From a long-term perspective, you want to make sure you have a process, a cadence around patching and configuration and log management. Make sure you have good hygiene around application control and privilege management, and make sure you're not only performing backups, but also performing test restores. A backup is an important thing to have, but too often, companies spend time learning how to and performing backups without ever testing to see if they can actually restore from their backup. That sometimes is where they get into trouble because if you can't do a restore, you might as well not do the backup. As Eran said, you want to make sure these processes are automated. Automation allows those rules to trigger automatically, and it makes your environment respond and react to these kind of activities faster, which limits the extent of the damage.
Amber: We had someone who asked earlier about user education. Phil, can you spend a few minutes talking about the importance of that.
Phil: Yes. Here at Ivanti, we have a few activities we do from a user-education perspective.
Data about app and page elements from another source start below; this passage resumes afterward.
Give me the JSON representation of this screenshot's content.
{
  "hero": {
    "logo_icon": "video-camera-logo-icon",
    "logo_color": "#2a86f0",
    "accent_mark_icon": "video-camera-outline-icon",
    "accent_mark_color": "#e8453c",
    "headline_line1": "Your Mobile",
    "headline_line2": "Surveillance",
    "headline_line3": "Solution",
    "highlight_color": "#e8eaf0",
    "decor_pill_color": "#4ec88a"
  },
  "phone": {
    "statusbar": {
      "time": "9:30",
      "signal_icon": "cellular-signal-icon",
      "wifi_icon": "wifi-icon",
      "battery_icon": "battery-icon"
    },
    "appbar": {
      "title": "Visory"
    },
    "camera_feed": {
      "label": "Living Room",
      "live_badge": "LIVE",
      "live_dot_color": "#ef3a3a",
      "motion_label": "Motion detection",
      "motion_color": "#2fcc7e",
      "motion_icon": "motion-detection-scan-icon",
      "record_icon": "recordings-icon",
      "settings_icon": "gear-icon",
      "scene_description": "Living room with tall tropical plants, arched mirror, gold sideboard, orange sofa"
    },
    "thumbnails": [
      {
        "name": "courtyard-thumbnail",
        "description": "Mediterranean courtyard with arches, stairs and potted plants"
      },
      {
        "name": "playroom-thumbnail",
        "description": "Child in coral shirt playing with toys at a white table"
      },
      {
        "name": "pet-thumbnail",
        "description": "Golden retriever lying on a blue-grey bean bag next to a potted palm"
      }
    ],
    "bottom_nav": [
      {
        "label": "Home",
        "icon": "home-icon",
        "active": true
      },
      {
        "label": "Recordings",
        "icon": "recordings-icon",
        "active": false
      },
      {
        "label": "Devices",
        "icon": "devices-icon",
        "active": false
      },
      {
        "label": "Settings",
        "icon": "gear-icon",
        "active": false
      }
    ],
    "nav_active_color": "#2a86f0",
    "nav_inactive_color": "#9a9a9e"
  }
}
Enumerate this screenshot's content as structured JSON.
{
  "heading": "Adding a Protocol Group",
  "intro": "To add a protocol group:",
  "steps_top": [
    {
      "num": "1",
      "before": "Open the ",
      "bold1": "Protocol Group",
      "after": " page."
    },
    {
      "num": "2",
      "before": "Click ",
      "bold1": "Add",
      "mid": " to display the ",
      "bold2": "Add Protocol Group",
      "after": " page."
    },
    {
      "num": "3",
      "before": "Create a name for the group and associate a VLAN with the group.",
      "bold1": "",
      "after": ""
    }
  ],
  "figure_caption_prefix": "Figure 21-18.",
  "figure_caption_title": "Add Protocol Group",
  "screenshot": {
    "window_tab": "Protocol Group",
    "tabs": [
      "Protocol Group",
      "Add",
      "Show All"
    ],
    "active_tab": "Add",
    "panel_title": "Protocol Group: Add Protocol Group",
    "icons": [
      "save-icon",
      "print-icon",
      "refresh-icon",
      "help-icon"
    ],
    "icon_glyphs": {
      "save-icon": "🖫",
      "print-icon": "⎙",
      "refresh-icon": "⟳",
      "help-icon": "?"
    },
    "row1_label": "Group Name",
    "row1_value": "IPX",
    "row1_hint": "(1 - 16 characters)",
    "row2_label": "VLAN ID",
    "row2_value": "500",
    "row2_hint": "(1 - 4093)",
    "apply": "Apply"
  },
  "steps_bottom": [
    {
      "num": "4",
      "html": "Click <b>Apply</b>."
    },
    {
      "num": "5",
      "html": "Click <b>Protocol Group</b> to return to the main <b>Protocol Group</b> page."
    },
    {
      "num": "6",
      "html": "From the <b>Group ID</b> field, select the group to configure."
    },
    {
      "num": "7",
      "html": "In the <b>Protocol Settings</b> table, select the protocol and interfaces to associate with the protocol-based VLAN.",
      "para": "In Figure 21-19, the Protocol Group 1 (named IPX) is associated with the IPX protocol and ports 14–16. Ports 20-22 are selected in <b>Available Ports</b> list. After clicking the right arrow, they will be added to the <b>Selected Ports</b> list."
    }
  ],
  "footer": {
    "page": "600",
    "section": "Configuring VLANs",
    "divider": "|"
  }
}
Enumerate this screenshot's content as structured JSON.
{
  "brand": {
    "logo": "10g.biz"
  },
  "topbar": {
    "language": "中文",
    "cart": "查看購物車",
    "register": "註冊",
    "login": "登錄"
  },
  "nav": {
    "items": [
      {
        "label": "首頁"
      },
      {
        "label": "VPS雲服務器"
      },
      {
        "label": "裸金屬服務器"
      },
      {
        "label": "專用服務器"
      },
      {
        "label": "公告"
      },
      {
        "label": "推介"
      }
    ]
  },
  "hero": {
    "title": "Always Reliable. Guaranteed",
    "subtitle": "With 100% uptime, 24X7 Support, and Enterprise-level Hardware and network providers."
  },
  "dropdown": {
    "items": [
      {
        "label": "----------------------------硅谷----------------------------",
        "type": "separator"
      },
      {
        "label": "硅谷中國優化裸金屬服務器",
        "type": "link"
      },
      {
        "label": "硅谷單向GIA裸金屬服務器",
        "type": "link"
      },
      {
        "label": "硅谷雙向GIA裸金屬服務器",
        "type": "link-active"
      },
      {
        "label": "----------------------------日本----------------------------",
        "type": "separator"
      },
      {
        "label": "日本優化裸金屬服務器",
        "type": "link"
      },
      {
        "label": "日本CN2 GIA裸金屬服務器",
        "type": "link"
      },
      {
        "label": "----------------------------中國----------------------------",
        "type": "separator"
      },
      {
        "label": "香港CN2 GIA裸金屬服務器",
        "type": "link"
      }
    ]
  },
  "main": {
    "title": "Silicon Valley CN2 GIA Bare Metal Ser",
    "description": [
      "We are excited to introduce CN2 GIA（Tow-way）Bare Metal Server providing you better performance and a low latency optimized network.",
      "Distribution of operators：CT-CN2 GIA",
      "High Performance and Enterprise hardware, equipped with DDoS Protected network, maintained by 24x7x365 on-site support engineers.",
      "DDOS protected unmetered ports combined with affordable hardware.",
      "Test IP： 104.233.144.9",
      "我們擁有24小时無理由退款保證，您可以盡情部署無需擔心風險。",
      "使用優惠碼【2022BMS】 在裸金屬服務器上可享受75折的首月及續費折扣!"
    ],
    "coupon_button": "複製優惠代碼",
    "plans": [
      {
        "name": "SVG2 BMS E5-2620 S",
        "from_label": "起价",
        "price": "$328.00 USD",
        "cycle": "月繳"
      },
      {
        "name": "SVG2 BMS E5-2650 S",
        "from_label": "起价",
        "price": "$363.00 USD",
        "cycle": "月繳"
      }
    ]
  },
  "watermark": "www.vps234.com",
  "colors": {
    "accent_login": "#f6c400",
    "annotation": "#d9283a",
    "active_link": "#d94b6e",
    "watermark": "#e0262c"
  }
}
I believe user education is very important. We make sure all of our developers go through a secure application development training based on the OWASP's Top-10. We also make sure all of the individuals in the company go through security awareness training, which involves a lot of different aspects of security training. We also go through email phishing recognition training, which includes periodic testing of our users. My team creates phishing emails that we send out to the user population to determine how effective our company is at recognizing malicious or nefarious emails and not responding to them. We try to make that fun. We make a contest out of it, make it a game with prizes and that kind of thing. The point is, you want to make sure your users are educated. Users who understand security concepts are better positioned to help your organization defend itself against attacks.
Amber: Okay. We have some time left. If anyone has questions, go ahead and ask those. In the meantime, I'd ask if Eran or Phil have anything else they'd like to say?
Phil: Let me talk a little about patching. One of the things we talked about is the importance of the patch management process, and I want to talk about that a little from the perspective of having worked at a regulated company. I spent some time with regulators, and we talked about our patch management process. One of the things a regulator asked me once, he asked me two questions actually when we were in an examination. The first one was: "Are you patching your systems?" We were. We spent quite a bit of time making sure we were patching our systems on a regular basis, so I said, "Yes, we're patching our systems." The second question he asked took a lot longer to answer, and it was more difficult to answer. The question was: "How do you know?" Implied in that question are other questions such as, how do you know you have all of the right patches? How do you know you're patching all of your software? How do you know you're applying all of the patches, that you have all of the machines identified that need patching?
This goes to another core competency of the Ivanti software, which is making sure you are accurate in terms of discovering your applications and your endpoints. We talked about the importance of discovery services, and this is where that comes in. You can have the ability to say, I know I'm patching all the systems because I actively go out and scan for new systems. I know when new systems come into the environment. I know when a workstation moves from one city to another because the person is traveling. I know what my environment looks like. Having that knowledge gives you more confidence to say, “I know I'm patching all my systems.”
Amber: All right. It doesn't look like we have any further questions, so I think we can wrap it up. Thank you for attending and this will be available soon. I will send you the link so you can return to it and gather more information moving forward. Thank you.